All cuban music and pretty much anything else I've ever heard that makes you want to dance.. really dance, has the bassline and/or other parts playing early. Take "James Brown - Payback" or "Kool and the Gang - Hollywood Swinging" for example. They've got a boom-wha-boom---boom-wha-boom kind of pattern where where the "wha" is coming in early just before the next kick (or there's a double kick with the first one coming in just ahead of the 2's and 4's). This, by the way, is a form of syncopation and NOT swing. It's almost the opposite of jazz "swing" with parts usually played late. The cuban influence is so infused in pop music now that it sounds cheesy if the vocals don't come in ahead of the beat. Stevie's Innervisions is pure cuban/brazilian rhythms with early basslines and vocals and wicked cool cross-rhythms.

Any house track that doesn't suck has this kind of syncopated pattern where the claps, hi-hats, congas or whatever coming in just ahead of the 2's and 4's. You get the boom sh-boom boom sh-boom pattern going. It's THE distinguishing feature between house and techno/trance which have the claps dead on the 2's and 4's. The early notes really help to propel the groove forward. Reversed hi-hats or sci-fi bleeps are really cool here when they lead right into the transient of the next kick.

The swing slider is not actually swinging anything! It's syncopating it by shifting one part, early or late, against the rhythm of another part. however, swing involves altering both the position AND length of notes. With real musicians, this is highly tempo variant and they will swing it hard at low tempos with the first eighth note extremely long and the second eighth shortened to a snappy 16th, played late. At high tempos .. say 200bpm, the swing is straightened to pretty much even eighths because the notes are just flying by too quickly to play it swung. Drum and Bass is a little different here due to the precision editing that allows for 128th notes or whatever.
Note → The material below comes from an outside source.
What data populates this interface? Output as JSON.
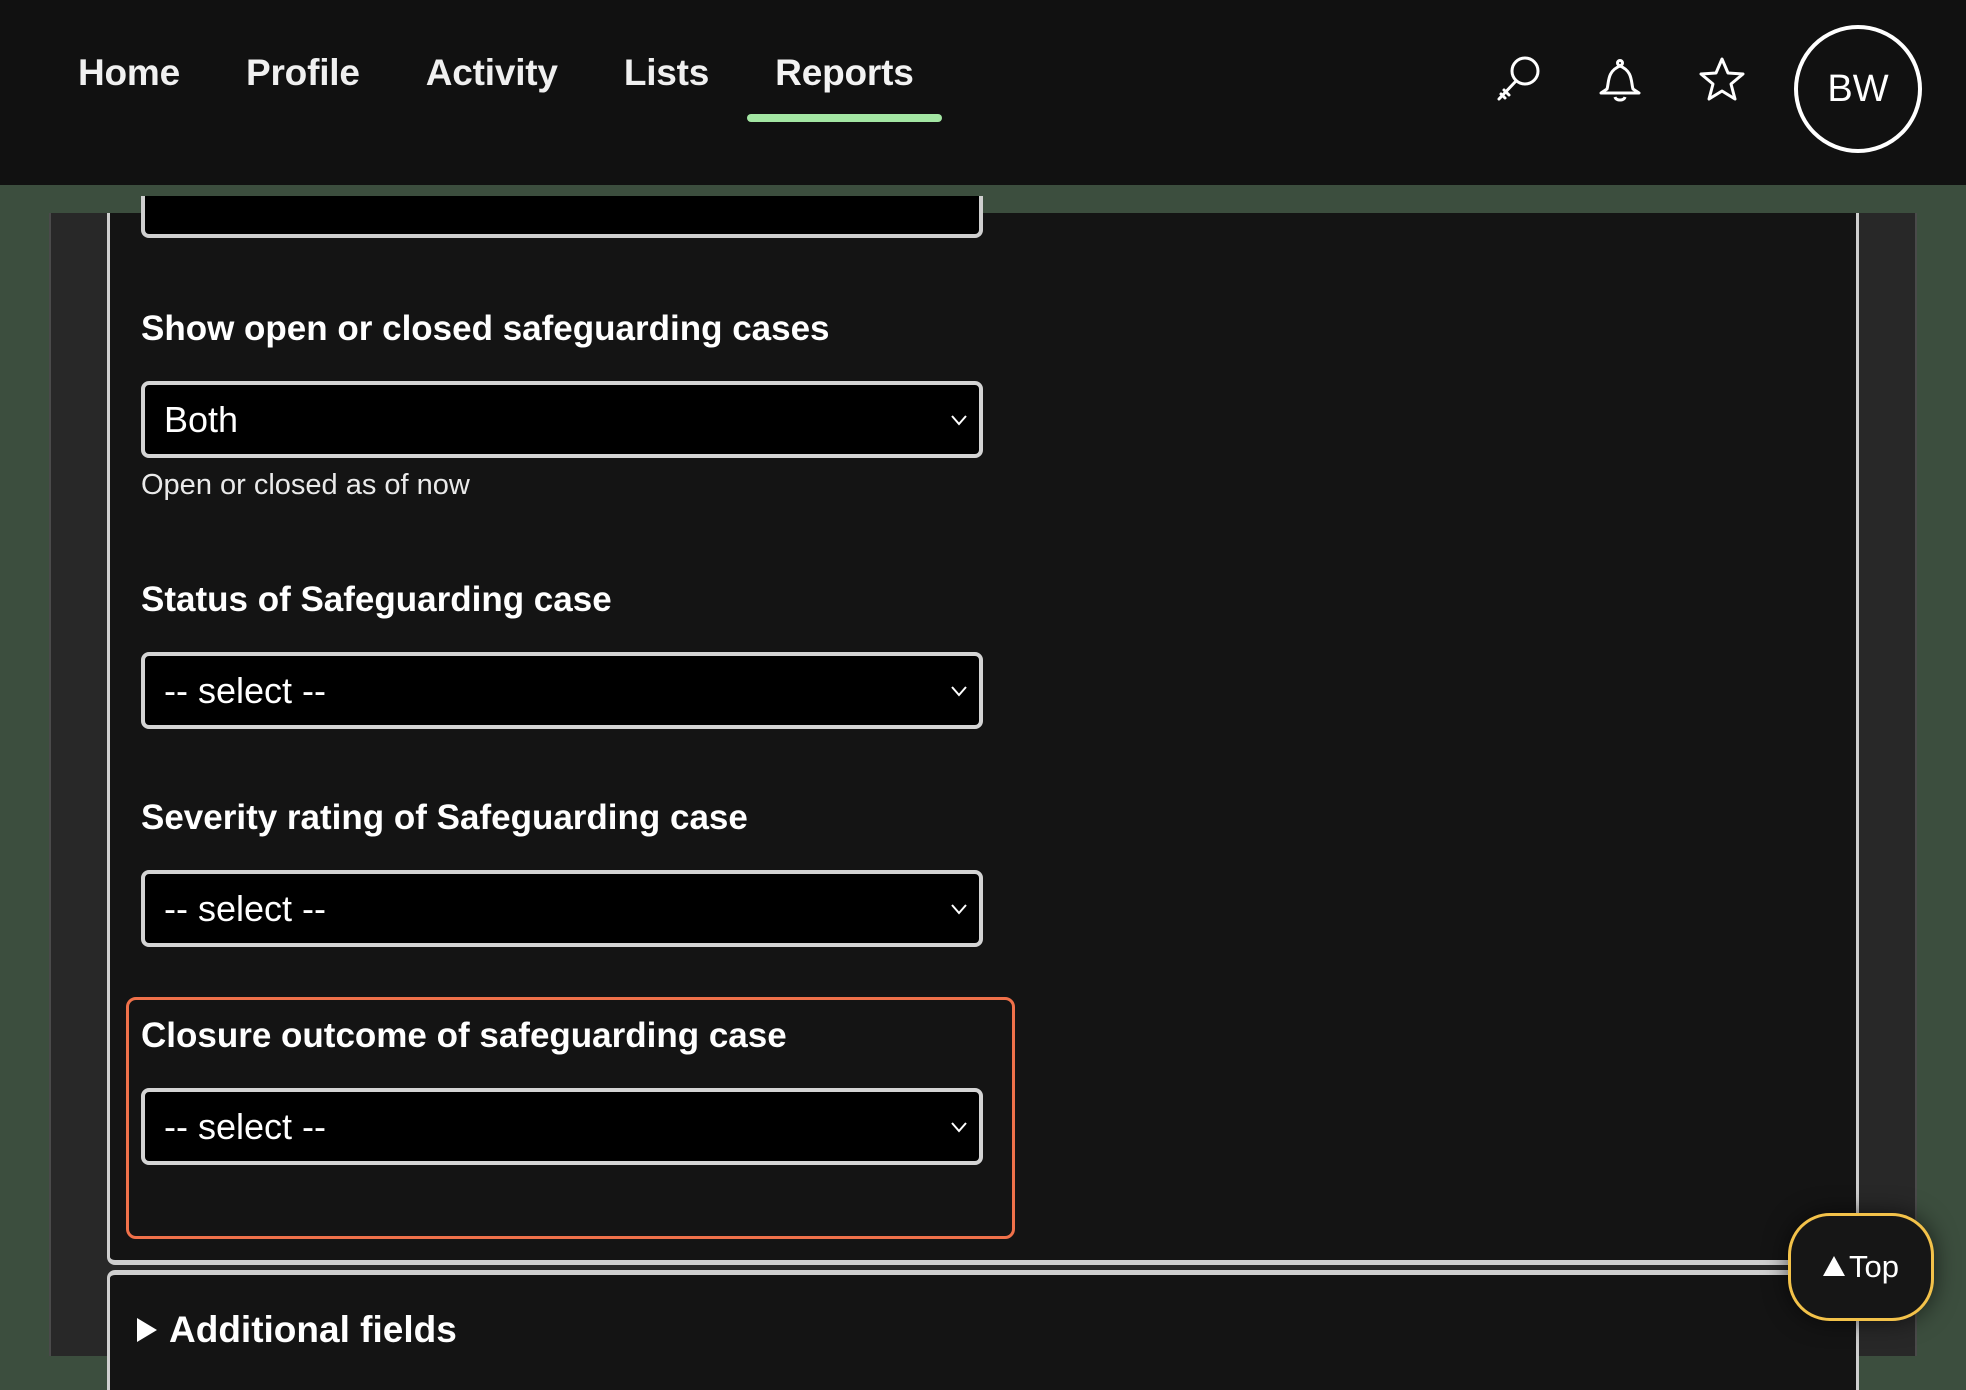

Portishead is a band that swings it hard at slow tempos.. horns that go.. boooo.. bip...boooo bip.. that's swing. Reggae swings it hard because it's also at a slow tempo. Dance music is highly SYNCOPATED but does not usually swing. Although a swing of 1.25:1 or so can sound pretty good around 120bpm.

Tunes played straight can still be syncopated by accenting beats, which is the other form of syncopation. Ragtime is the perfect example of that.. it's straight time but, on the piano, the right hand is delayed by a half beat from what the left is playing. Same thing with a lot of old folk songs.
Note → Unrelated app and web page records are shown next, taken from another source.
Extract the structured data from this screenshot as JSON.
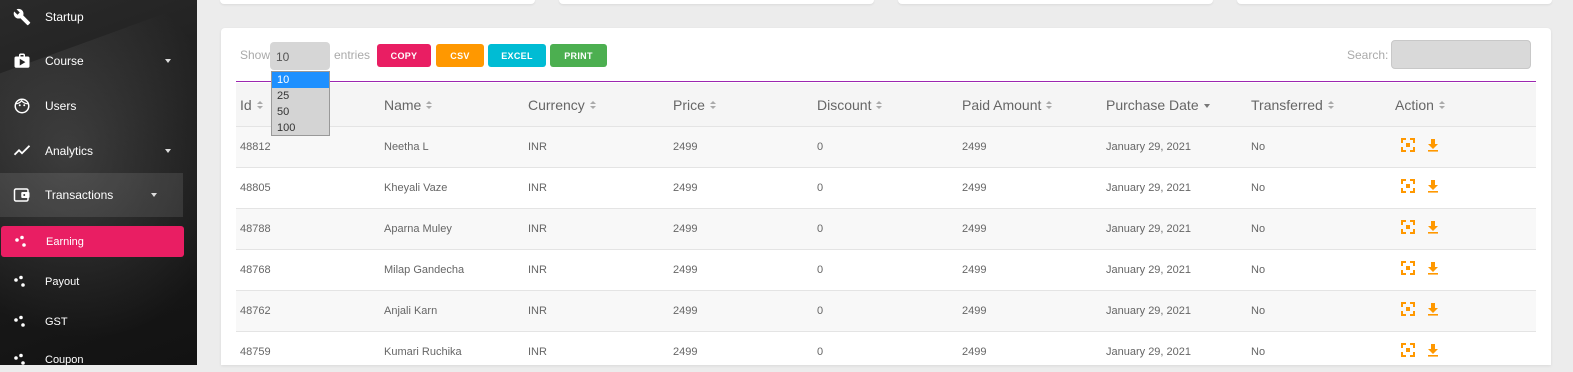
{
  "sidebar": {
    "items": [
      {
        "label": "Startup",
        "icon": "wrench-icon"
      },
      {
        "label": "Course",
        "icon": "briefcase-icon"
      },
      {
        "label": "Users",
        "icon": "face-icon"
      },
      {
        "label": "Analytics",
        "icon": "trending-icon"
      },
      {
        "label": "Transactions",
        "icon": "wallet-icon"
      }
    ],
    "subitems": [
      {
        "label": "Earning",
        "active": true
      },
      {
        "label": "Payout"
      },
      {
        "label": "GST"
      },
      {
        "label": "Coupon"
      }
    ]
  },
  "controls": {
    "show_label": "Show",
    "entries_label": "entries",
    "page_length": "10",
    "length_options": [
      "10",
      "25",
      "50",
      "100"
    ],
    "buttons": {
      "copy": "COPY",
      "csv": "CSV",
      "excel": "EXCEL",
      "print": "PRINT"
    },
    "search_label": "Search:",
    "search_value": ""
  },
  "colors": {
    "accent": "#e91e63",
    "copy": "#e91e63",
    "csv": "#ff9800",
    "excel": "#00bcd4",
    "print": "#4caf50",
    "header_line": "#9c27b0",
    "action_icon": "#ff9800"
  },
  "table": {
    "columns": [
      "Id",
      "Name",
      "Currency",
      "Price",
      "Discount",
      "Paid Amount",
      "Purchase Date",
      "Transferred",
      "Action"
    ],
    "sorted_column": "Purchase Date",
    "rows": [
      [
        "48812",
        "Neetha L",
        "INR",
        "2499",
        "0",
        "2499",
        "January 29, 2021",
        "No"
      ],
      [
        "48805",
        "Kheyali Vaze",
        "INR",
        "2499",
        "0",
        "2499",
        "January 29, 2021",
        "No"
      ],
      [
        "48788",
        "Aparna Muley",
        "INR",
        "2499",
        "0",
        "2499",
        "January 29, 2021",
        "No"
      ],
      [
        "48768",
        "Milap Gandecha",
        "INR",
        "2499",
        "0",
        "2499",
        "January 29, 2021",
        "No"
      ],
      [
        "48762",
        "Anjali Karn",
        "INR",
        "2499",
        "0",
        "2499",
        "January 29, 2021",
        "No"
      ],
      [
        "48759",
        "Kumari Ruchika",
        "INR",
        "2499",
        "0",
        "2499",
        "January 29, 2021",
        "No"
      ]
    ],
    "row_actions": [
      "expand-icon",
      "download-icon"
    ]
  }
}
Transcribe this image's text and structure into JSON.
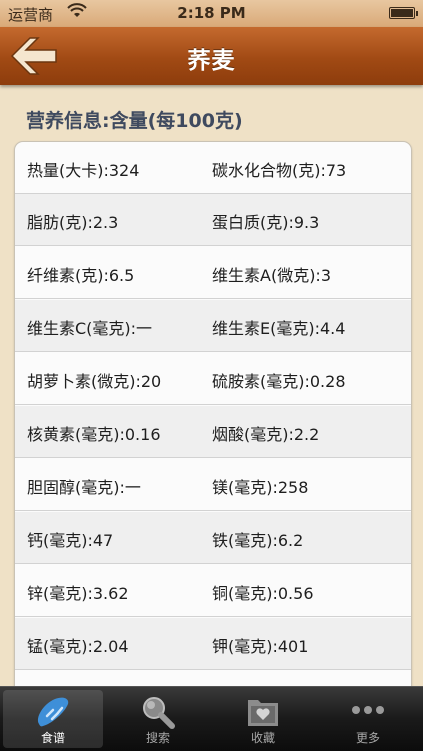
{
  "status_bar": {
    "carrier": "运营商",
    "time": "2:18 PM"
  },
  "nav": {
    "title": "荞麦"
  },
  "section": {
    "title": "营养信息:含量(每100克)"
  },
  "nutrients": [
    {
      "left": "热量(大卡):324",
      "right": "碳水化合物(克):73"
    },
    {
      "left": "脂肪(克):2.3",
      "right": "蛋白质(克):9.3"
    },
    {
      "left": "纤维素(克):6.5",
      "right": "维生素A(微克):3"
    },
    {
      "left": "维生素C(毫克):一",
      "right": "维生素E(毫克):4.4"
    },
    {
      "left": "胡萝卜素(微克):20",
      "right": "硫胺素(毫克):0.28"
    },
    {
      "left": "核黄素(毫克):0.16",
      "right": "烟酸(毫克):2.2"
    },
    {
      "left": "胆固醇(毫克):一",
      "right": "镁(毫克):258"
    },
    {
      "left": "钙(毫克):47",
      "right": "铁(毫克):6.2"
    },
    {
      "left": "锌(毫克):3.62",
      "right": "铜(毫克):0.56"
    },
    {
      "left": "锰(毫克):2.04",
      "right": "钾(毫克):401"
    }
  ],
  "tabs": [
    {
      "label": "食谱",
      "icon": "bread-icon",
      "active": true
    },
    {
      "label": "搜索",
      "icon": "search-icon",
      "active": false
    },
    {
      "label": "收藏",
      "icon": "favorites-folder-icon",
      "active": false
    },
    {
      "label": "更多",
      "icon": "more-dots-icon",
      "active": false
    }
  ],
  "colors": {
    "nav": "#a14a14",
    "background": "#efe1c6",
    "section_title": "#3f4a5f"
  }
}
Jazz often has that triplet kind of thing where the first note is almost a dotted eighth and then two or three short notes (spaaaang-spang-a-lang on the ride cymbal.) That's jazz style swing. Incidentally, musicians usually synchronize their grooves by lining up the shorter of the two eighth notes. Singers in jazz often sing late which makes the vocals sound more laidback despite the high tempos.
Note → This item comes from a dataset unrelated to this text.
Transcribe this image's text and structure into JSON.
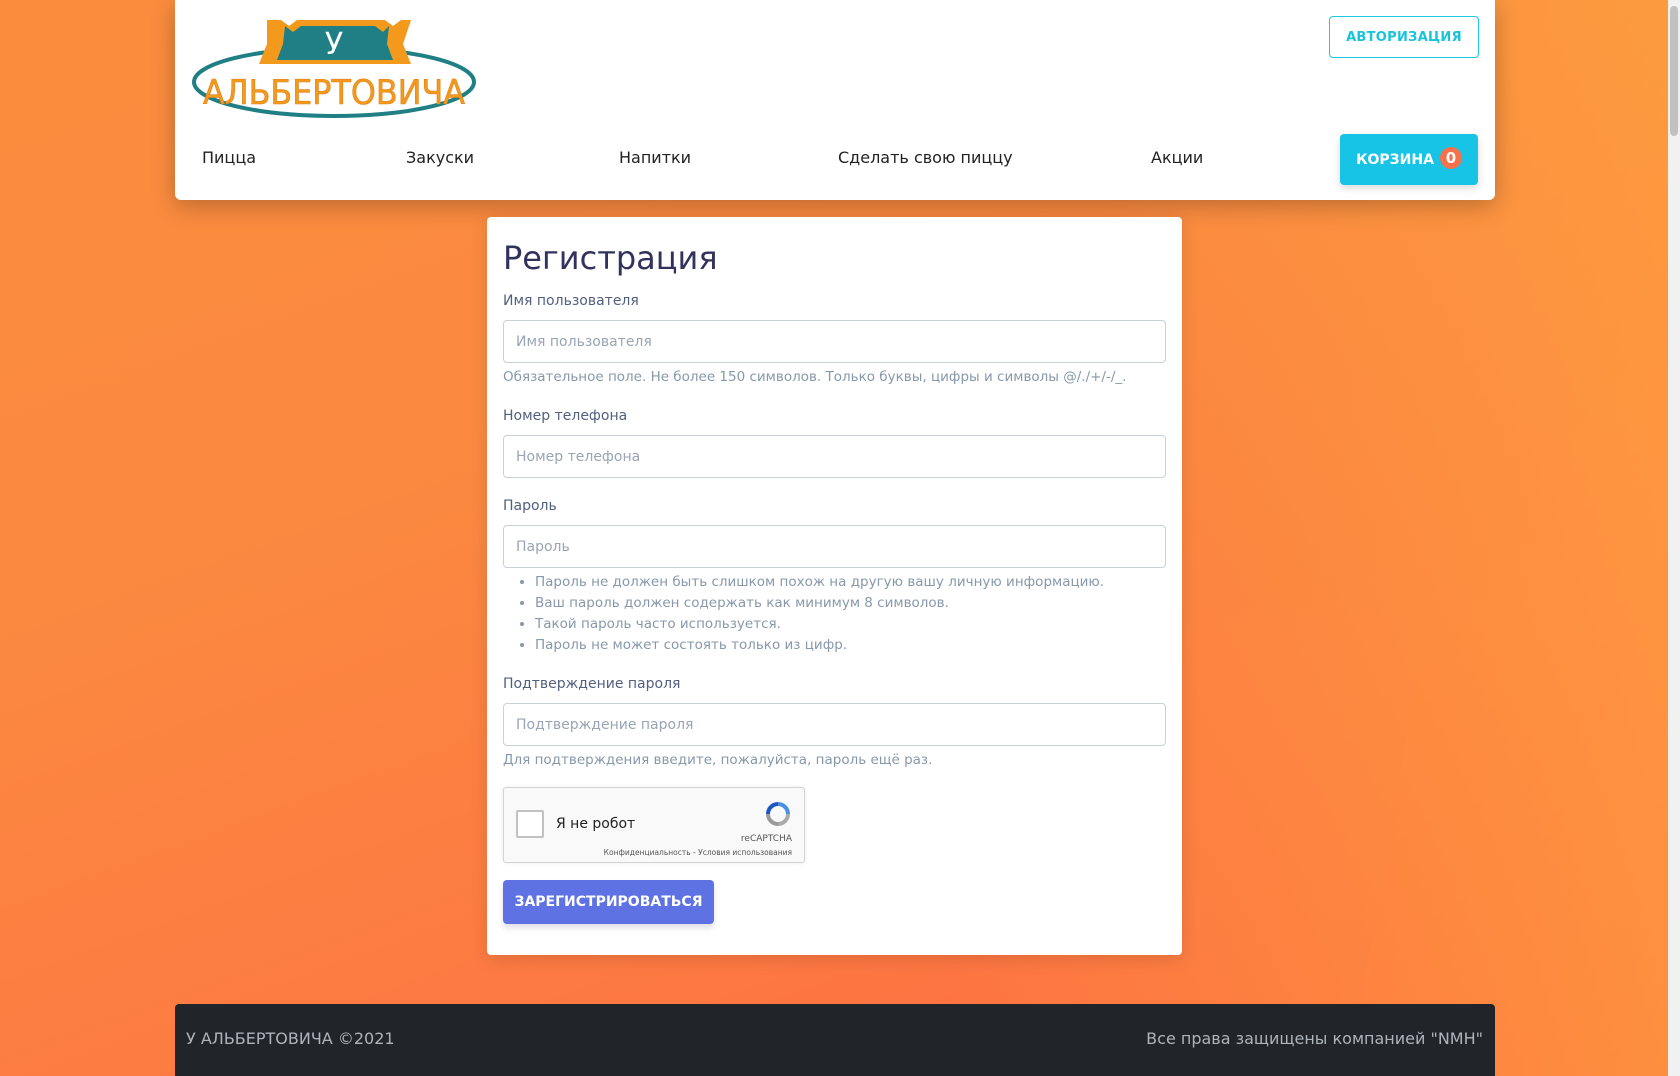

What's much more exciting is cross-rhythm where you're playing stuff in different time signatures over each other (think african drumming). The simplest would be a 2 beat pattern and a 3 beat pattern played over each other. The perfect example of cross-rhythm is hip-hop.. lay down a beat and then the rapper sings in an entirely different rhythm.

Take 4/4 loop 6 bars long time and a 3/4 loop 8 bars long played together and you get pure techno. I know for sure one of Booka Shade's big hits last year (Mandarin Girl?) has a loop that is both in a different time signature and delayed by a half beat.

A really great explanation of swing, syncopation and cross-rhythm is howard goodall's bbc series "how music works" part 2 - rhythm. Look for it on the google.

Syncopate EVERYTHING around the kicks, especially the 2's and 4's and use whatever note value is appropriate to the part. Swing eighth notes by lengthening the first eighth and shortening the second after you apply the syncopation with the "swing slider", anything else is either going by too fast or too slow usually. You can apply further syncopation by accenting the beats without moving anything.

-Peter

 
 

 
Oct.29.2007 @ 1:18 AM
Chris Randall
Okay, somebody drank coffee right before bed.

-CR

 
 

 
Oct.29.2007 @ 1:46 AM
Gibbon
I can type at 130 wpm :P
 
 

 
Page 1 of 3
 
 

Comment:

 

Sorry, commenting is closed for this blog entry.